“They established a public committee to develop ideas for the block and a plan was drawn up by consultants,” Christine says. “But the only part of the plan that ever went ahead was the toilet, and that was an Exeloo. I think the people on the committee tired of fighting the council to get facilities on the block.”
Once the council removed the buildings, the place was quickly taken over by cars, mainly from adjoining businesses and overflow from the Coles car park. When residents complained about the dust and rubbish the council removed much of the fronting vegetation and gravelled the block, thereby encouraging more parking.
Cowes real estate agent Jonathan Dade, branch manager of First National, is adamant: the council should cancel the sale, seal the site and and mark it off as an official carpark.
“It’s a valuable bit of land in community terms. Parking is obviously the thing that’s foremost in retailers’ minds and the council needs to support local business.”

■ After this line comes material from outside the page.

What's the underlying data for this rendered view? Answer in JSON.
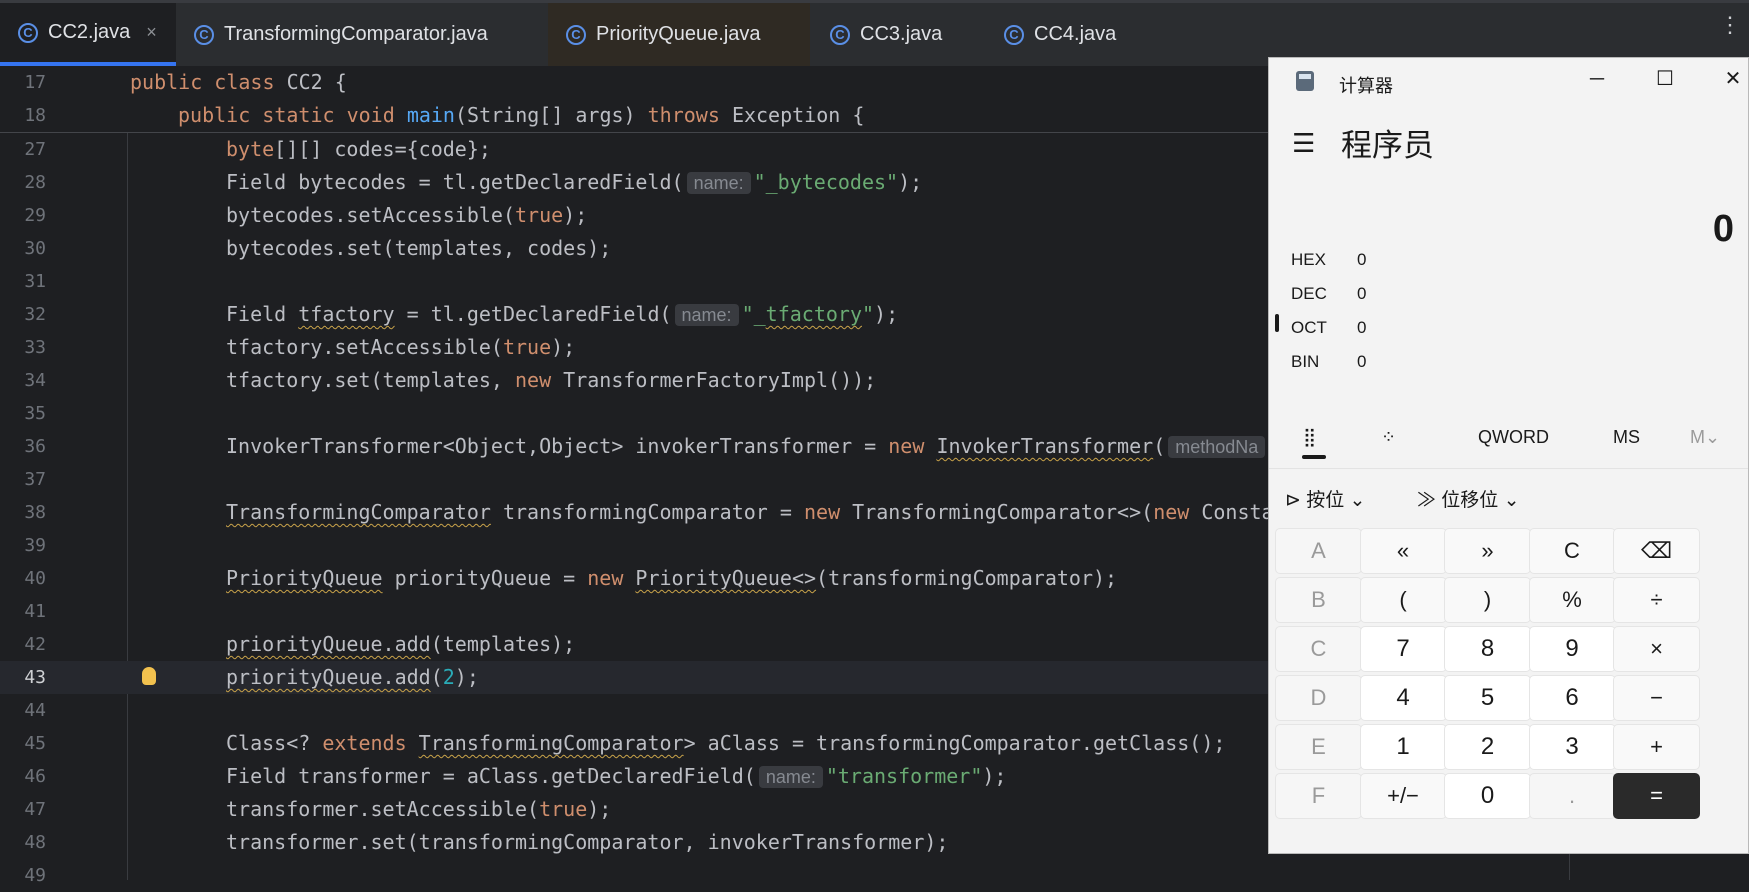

Agreed, the real estate agents make good use of it, he says. “But it’s not just us, it’s a lot of the shop owners. Parking is at a premium in this part of Cowes. I’d like to see a multi-level car park there eventually.”
Mr Dade says the council needs to take a longer view. “This is where the pressure is on. People don’t want to park a long way from where they’re shopping, especially during the holiday season.”
Christine Grayden says it was never Olive’s intention that the site should be used for a car park or shops. “She had numerous offers from developers and she was not interested. She wanted it to be used for a town square and I think she was very far-sighted in that.”
But she has mixed feelings about what should happen to the land now. She says circumstances have changed since her aunt died.
“People from both caravan parks in Thompson Avenue used to stroll down the town to Coles and further down but this doesn’t happen so much now that Woolworths is open and one of the big caravan parks is gone.
“What was envisaged for Olive Justice Place may now no longer be an appropriate location, and the new town square may be better and encourage more people into the northern end of town.
“But the new town square will not have the facilities that Olive envisaged for visitors and parents. Phillip Island is a major family destination, but still there is nowhere decent for a mother to breastfeed in privacy and comfort, and as far as I know there are no plans for this in the new town square.”
She believes there is still an opportunity to remove the cars from Olive Justice Place, put in seats and turn it back into pleasant place for people to gather - fulfilling at least part of Olive's vision.
Thanks to Christine Grayden for information and photographs of Olive Justice.